- DATA EXTRACTS:
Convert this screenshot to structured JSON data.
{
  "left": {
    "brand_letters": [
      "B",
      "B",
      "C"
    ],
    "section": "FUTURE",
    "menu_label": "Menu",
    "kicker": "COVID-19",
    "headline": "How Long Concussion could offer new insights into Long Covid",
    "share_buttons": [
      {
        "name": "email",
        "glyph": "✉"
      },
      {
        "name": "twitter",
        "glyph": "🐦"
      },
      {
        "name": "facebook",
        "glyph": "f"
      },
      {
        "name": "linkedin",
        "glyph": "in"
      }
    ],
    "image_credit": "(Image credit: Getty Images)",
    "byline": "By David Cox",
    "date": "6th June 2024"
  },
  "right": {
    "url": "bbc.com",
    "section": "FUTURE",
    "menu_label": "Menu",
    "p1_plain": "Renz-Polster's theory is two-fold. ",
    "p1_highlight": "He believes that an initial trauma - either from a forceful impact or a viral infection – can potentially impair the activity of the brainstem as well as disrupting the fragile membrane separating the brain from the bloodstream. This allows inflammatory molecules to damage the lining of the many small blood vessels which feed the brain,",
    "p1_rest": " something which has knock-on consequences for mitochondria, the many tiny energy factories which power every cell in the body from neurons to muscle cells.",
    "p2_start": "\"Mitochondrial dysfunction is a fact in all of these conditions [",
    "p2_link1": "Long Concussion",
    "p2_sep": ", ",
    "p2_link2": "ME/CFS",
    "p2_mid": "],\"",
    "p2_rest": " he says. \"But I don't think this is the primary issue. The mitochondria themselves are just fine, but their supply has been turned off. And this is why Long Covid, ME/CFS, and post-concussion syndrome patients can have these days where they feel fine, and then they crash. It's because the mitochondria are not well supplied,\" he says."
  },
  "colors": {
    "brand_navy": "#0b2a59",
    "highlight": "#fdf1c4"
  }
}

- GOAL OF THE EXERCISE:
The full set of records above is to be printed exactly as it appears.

- YOUR SOLUTION:
Convert this screenshot to structured JSON data.
{
  "left": {
    "brand_letters": [
      "B",
      "B",
      "C"
    ],
    "section": "FUTURE",
    "menu_label": "Menu",
    "kicker": "COVID-19",
    "headline": "How Long Concussion could offer new insights into Long Covid",
    "share_buttons": [
      {
        "name": "email",
        "glyph": "✉"
      },
      {
        "name": "twitter",
        "glyph": "🐦"
      },
      {
        "name": "facebook",
        "glyph": "f"
      },
      {
        "name": "linkedin",
        "glyph": "in"
      }
    ],
    "image_credit": "(Image credit: Getty Images)",
    "byline": "By David Cox",
    "date": "6th June 2024"
  },
  "right": {
    "url": "bbc.com",
    "section": "FUTURE",
    "menu_label": "Menu",
    "p1_plain": "Renz-Polster's theory is two-fold. ",
    "p1_highlight": "He believes that an initial trauma - either from a forceful impact or a viral infection – can potentially impair the activity of the brainstem as well as disrupting the fragile membrane separating the brain from the bloodstream. This allows inflammatory molecules to damage the lining of the many small blood vessels which feed the brain,",
    "p1_rest": " something which has knock-on consequences for mitochondria, the many tiny energy factories which power every cell in the body from neurons to muscle cells.",
    "p2_start": "\"Mitochondrial dysfunction is a fact in all of these conditions [",
    "p2_link1": "Long Concussion",
    "p2_sep": ", ",
    "p2_link2": "ME/CFS",
    "p2_mid": "],\"",
    "p2_rest": " he says. \"But I don't think this is the primary issue. The mitochondria themselves are just fine, but their supply has been turned off. And this is why Long Covid, ME/CFS, and post-concussion syndrome patients can have these days where they feel fine, and then they crash. It's because the mitochondria are not well supplied,\" he says."
  },
  "colors": {
    "brand_navy": "#0b2a59",
    "highlight": "#fdf1c4"
  }
}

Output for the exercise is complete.